The Gustav series culminated with the G-14 and G-10, the former preceeding the latter into service. These represented incremental improvements over the more numerous G-6 models. Powered by a more powerful DB 605D motor (1850 HP) the G-10, last and best of the Gustavs, achieved a top speed in clean condition of 426 MPH at 24,280 feet. Altogether, a total of some 30,000 Bf 109G's of all types were built.
It is worth noting that the Luftwaffe preferred to vector their less maneuverable (but heavily armed) FW 190 fighters against the daylight heavy bombers while Bf 109's engaged the escorting fighters. These tactics are reminiscent of the roles the RAF assigned to their Hurricane and Spitfire fighters during the Battle of Britain.

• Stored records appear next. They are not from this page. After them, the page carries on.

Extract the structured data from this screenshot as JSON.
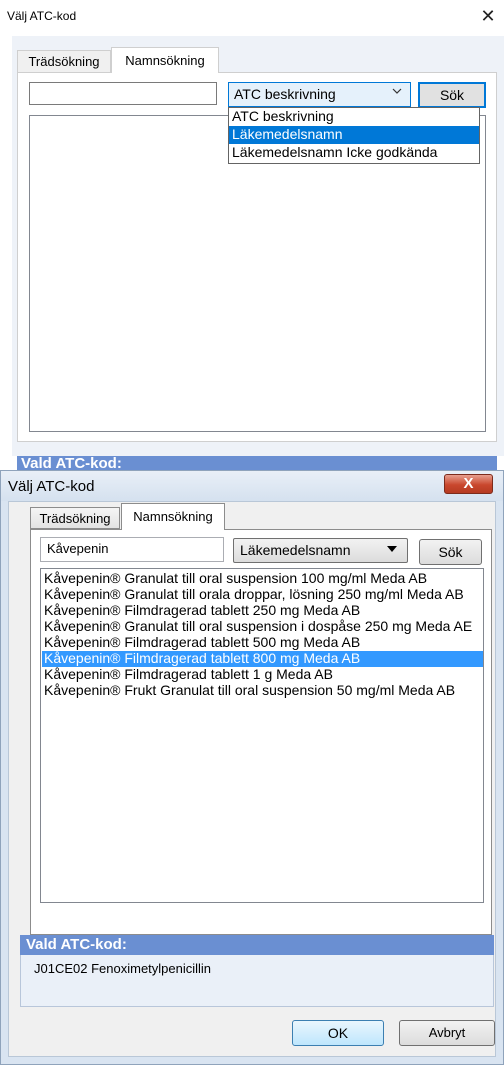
{
  "window1": {
    "title": "Välj ATC-kod",
    "close_glyph": "✕",
    "tabs": [
      {
        "label": "Trädsökning"
      },
      {
        "label": "Namnsökning"
      }
    ],
    "search_input_value": "",
    "select_value": "ATC beskrivning",
    "search_button_label": "Sök",
    "dropdown_options": [
      {
        "label": "ATC beskrivning",
        "selected": false
      },
      {
        "label": "Läkemedelsnamn",
        "selected": true
      },
      {
        "label": "Läkemedelsnamn Icke godkända",
        "selected": false
      }
    ],
    "vald_label": "Vald ATC-kod:"
  },
  "window2": {
    "title": "Välj ATC-kod",
    "close_glyph": "X",
    "tabs": [
      {
        "label": "Trädsökning"
      },
      {
        "label": "Namnsökning"
      }
    ],
    "search_input_value": "Kåvepenin",
    "select_value": "Läkemedelsnamn",
    "search_button_label": "Sök",
    "results": [
      "Kåvepenin® Granulat till oral suspension 100 mg/ml Meda AB",
      "Kåvepenin® Granulat till orala droppar, lösning 250 mg/ml Meda AB",
      "Kåvepenin® Filmdragerad tablett 250 mg Meda AB",
      "Kåvepenin® Granulat till oral suspension i dospåse 250 mg Meda AE",
      "Kåvepenin® Filmdragerad tablett 500 mg Meda AB",
      "Kåvepenin® Filmdragerad tablett 800 mg Meda AB",
      "Kåvepenin® Filmdragerad tablett 1 g Meda AB",
      "Kåvepenin® Frukt Granulat till oral suspension 50 mg/ml Meda AB"
    ],
    "selected_index": 5,
    "vald_label": "Vald ATC-kod:",
    "vald_value": "J01CE02 Fenoximetylpenicillin",
    "ok_label": "OK",
    "cancel_label": "Avbryt"
  },
  "colors": {
    "selection": "#3399ff",
    "header_blue": "#6a8fd2",
    "win10_selection": "#0078d7"
  }
}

The final production Bf 109 variant was the aerodynamically refined "K," based on the G-10 airframe with the G-series bulges faired into the fuselage. The Bf 109K-4 was the production version and deliveries to Luftwaffe squadrons began in October 1944 and continued until the final collapse of the Third Reich in May 1945. The K-4 incorporated a pressurized cockpit for high altitude operation, a comfort lacking in contemporary Allied fighters. Even at this late date the Bf 109 remained a very impressive fighter with performance comparable to its adversaries. Consider the following specifications for top speed at best altitude and climb rate.
It is remarkable that the first of the all metal, stressed skin monocoque, single seat, monoplane, piston engine fighters with an enclosed cockpit and retractable landing gear was able to remain so competitive with the final evolution of the type. Willy Messerschmitt's signature fighter was, indeed, a remarkable achievement. It deserves to be considered the best fighter of its generation.
Note: For additional reading about the Bf 109, see The Messerschmitt Bf 109 and The Best Fighter Planes of World War II. Both articles can be found on the Naval, Aviation and Military History website.
Copyright 2014 by Chuck Hawks. All rights reserved.